*** Opening of Data provided ***
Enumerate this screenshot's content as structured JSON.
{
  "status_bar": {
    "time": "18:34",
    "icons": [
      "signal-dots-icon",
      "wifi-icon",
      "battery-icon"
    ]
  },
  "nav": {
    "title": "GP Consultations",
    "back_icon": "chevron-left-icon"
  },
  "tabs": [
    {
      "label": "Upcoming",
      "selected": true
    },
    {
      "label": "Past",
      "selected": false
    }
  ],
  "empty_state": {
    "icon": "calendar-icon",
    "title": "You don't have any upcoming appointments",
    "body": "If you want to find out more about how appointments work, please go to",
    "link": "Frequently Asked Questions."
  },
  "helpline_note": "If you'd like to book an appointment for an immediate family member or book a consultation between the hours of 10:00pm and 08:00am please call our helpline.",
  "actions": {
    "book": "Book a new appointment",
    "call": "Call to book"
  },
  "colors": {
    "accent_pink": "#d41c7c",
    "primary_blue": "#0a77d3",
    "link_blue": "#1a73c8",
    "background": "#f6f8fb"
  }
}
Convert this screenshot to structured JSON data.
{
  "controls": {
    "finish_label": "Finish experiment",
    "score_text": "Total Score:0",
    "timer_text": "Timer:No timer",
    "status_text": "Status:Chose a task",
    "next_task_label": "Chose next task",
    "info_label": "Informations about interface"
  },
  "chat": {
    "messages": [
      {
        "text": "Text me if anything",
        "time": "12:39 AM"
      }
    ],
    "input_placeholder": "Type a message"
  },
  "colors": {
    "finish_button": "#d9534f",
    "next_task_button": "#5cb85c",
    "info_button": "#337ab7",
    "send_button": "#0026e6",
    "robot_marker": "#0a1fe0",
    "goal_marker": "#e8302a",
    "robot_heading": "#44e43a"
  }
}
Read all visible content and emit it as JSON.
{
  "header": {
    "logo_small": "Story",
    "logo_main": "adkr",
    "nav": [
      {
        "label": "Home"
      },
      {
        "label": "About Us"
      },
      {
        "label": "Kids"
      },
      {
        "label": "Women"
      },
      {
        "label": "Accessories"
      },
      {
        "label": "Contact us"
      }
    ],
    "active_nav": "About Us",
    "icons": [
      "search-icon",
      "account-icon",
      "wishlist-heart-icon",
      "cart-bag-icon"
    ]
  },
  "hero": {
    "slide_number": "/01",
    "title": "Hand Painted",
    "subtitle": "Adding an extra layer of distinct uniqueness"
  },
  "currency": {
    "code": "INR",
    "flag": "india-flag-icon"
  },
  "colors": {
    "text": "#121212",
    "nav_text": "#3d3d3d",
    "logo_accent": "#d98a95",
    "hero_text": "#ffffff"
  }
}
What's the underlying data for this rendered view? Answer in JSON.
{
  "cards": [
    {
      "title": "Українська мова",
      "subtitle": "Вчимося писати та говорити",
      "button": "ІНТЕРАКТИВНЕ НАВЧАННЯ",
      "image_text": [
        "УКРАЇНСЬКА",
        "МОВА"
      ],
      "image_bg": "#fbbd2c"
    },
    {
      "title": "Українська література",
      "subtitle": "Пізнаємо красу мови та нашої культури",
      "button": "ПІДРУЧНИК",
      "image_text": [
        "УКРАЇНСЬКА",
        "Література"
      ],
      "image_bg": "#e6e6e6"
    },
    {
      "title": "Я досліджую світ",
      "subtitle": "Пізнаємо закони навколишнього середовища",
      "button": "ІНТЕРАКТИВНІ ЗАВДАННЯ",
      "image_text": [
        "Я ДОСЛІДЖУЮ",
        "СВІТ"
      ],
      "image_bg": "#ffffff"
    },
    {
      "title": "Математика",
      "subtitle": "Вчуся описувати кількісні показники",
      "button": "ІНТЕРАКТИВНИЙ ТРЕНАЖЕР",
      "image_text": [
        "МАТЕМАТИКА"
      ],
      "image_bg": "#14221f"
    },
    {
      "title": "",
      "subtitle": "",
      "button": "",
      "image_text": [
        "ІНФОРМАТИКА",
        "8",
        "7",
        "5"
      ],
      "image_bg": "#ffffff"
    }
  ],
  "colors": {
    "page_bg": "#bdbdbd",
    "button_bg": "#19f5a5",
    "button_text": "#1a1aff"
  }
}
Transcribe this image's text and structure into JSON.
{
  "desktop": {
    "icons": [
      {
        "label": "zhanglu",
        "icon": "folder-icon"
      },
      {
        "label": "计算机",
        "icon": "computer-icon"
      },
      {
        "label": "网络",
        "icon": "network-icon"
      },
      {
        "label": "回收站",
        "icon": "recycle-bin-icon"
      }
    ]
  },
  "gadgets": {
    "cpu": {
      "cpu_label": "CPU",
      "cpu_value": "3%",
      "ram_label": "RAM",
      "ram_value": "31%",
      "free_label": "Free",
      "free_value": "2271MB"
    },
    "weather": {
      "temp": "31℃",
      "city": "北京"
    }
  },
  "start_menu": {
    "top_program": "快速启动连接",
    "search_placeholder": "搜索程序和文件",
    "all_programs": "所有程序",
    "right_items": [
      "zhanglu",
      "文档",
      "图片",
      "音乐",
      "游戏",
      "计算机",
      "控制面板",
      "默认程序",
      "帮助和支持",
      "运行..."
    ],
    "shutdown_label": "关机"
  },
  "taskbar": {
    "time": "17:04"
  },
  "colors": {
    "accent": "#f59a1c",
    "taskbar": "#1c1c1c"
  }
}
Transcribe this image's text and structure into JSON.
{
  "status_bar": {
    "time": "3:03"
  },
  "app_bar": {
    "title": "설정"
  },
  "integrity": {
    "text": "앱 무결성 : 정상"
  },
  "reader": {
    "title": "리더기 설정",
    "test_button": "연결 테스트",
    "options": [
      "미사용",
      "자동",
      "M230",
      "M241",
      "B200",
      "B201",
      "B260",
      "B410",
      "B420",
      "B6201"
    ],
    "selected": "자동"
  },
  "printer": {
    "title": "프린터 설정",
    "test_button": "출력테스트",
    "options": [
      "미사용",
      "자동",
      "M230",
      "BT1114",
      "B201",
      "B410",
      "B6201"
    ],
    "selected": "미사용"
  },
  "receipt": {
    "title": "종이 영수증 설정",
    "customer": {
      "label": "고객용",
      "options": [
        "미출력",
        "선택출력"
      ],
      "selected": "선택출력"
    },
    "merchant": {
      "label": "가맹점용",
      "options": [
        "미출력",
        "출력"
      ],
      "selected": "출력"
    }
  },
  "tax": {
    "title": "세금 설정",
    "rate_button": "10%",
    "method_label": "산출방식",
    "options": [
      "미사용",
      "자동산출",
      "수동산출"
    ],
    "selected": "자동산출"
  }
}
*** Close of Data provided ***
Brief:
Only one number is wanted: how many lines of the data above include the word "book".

Problem solution:
3